The benefits of mentoring flow beyond cultivating engaged employees.
Whether it takes the form of traditional, peer, or group mentoring, mentoring builds happy, productive and inclusive workplaces.
Mentoring, by its very nature, is a reciprocal relationship in which each person has a genuine desire to see the other succeed. The opportunity to connect and learn from each other fosters collaboration and inclusion, which can bring company values to life. Mentoring is a platform with equal opportunity for every person within an organization.
And when people work on their personal and professional goals, they feel more connected to their work and a sense of achievement. The result is employees that feel more positively about the organization they work for, and their career.

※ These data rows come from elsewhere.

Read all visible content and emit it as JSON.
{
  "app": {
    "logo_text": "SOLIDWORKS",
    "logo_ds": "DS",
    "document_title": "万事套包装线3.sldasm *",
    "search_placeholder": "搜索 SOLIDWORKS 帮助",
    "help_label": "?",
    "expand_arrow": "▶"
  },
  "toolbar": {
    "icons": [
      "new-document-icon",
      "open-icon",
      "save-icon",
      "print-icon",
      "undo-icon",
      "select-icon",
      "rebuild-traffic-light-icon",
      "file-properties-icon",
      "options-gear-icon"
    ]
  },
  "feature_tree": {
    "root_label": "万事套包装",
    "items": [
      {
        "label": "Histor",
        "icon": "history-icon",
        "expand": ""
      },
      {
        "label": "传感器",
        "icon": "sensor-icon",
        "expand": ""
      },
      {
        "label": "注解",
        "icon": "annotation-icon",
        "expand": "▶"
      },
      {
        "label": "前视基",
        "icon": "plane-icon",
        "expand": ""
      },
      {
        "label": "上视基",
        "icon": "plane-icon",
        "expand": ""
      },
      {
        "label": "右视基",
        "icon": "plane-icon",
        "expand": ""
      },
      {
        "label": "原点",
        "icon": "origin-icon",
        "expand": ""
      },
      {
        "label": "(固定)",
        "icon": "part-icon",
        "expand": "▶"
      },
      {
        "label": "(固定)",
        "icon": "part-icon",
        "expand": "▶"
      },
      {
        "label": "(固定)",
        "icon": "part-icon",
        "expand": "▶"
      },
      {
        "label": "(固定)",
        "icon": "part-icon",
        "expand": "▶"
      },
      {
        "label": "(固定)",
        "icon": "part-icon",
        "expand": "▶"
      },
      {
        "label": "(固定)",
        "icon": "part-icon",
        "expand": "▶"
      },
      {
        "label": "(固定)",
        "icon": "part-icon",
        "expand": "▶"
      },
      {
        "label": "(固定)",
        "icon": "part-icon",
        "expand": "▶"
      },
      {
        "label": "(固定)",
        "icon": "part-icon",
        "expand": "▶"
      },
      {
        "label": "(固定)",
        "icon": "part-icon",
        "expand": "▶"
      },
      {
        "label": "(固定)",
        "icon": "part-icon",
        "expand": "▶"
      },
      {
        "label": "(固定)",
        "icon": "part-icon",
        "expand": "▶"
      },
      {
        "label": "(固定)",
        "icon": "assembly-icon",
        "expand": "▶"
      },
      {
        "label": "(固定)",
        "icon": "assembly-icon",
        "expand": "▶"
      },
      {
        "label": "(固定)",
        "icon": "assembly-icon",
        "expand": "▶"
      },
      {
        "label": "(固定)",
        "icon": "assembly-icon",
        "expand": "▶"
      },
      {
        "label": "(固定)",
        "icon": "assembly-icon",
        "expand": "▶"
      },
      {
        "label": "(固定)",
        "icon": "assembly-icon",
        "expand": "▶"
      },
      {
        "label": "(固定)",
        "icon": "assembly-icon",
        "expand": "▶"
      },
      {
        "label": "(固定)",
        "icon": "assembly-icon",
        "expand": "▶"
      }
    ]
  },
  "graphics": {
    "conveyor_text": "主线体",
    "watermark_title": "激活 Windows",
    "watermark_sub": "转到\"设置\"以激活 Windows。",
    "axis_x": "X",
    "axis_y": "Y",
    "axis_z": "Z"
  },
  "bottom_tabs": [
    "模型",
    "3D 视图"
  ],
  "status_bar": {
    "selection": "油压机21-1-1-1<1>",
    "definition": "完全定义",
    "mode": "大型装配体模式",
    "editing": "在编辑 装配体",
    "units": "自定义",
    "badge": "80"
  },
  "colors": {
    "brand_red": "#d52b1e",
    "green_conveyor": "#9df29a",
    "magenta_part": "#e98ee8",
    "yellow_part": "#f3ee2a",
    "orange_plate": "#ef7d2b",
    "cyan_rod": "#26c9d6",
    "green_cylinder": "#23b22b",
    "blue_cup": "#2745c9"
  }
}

Reducing Salt and increasing Sun
Less-measurable but still important is how having a reliable sounding board in the office can reduce job anxiety and stress. We all make mistakes and we don’t always meet our own goals. When that happens in work, it can be extremely worrisome. After all, this job is your livelihood. But a mentor can help you see the bigger picture, can help make you understand that a single mistake isn’t going to cost you your career and can help you learn and improve what you do in the workplace so those mistakes become fewer and fewer.
To engage in the most effective mentoring relationships, university leadership, department chairs, program directors, mentors, and mentees all need to take action and use the tools and resources available to them. This tool provides some guidance about how to implement effective mentorship—at the institutional level or at the relationship level. The organizational benefits
Attract GREAT Talent
60% of university and graduate students listed mentoring as a criterion for selecting an employer.
Increase Engagement & Retention
Effective mentoring boosts retention rates 69% for mentors and 72% for mentees in a mentoring program.
Develop Your People
Employees who receive mentoring are promoted 5 times more often than those who do not.
Promote Diversity & Inclusion
Minorities who advance furthest share one characteristic: a strong network of mentors and corporate sponsors.
Develop Your Leaders
Managerial productivity increases by 88% with mentoring and training, versus 24% with training alone.
Improve Your Culture
71% of Fortune 500 companies run mentoring programs.
Articles referenced: https://mentorloop.com/mentoring-program-benefits/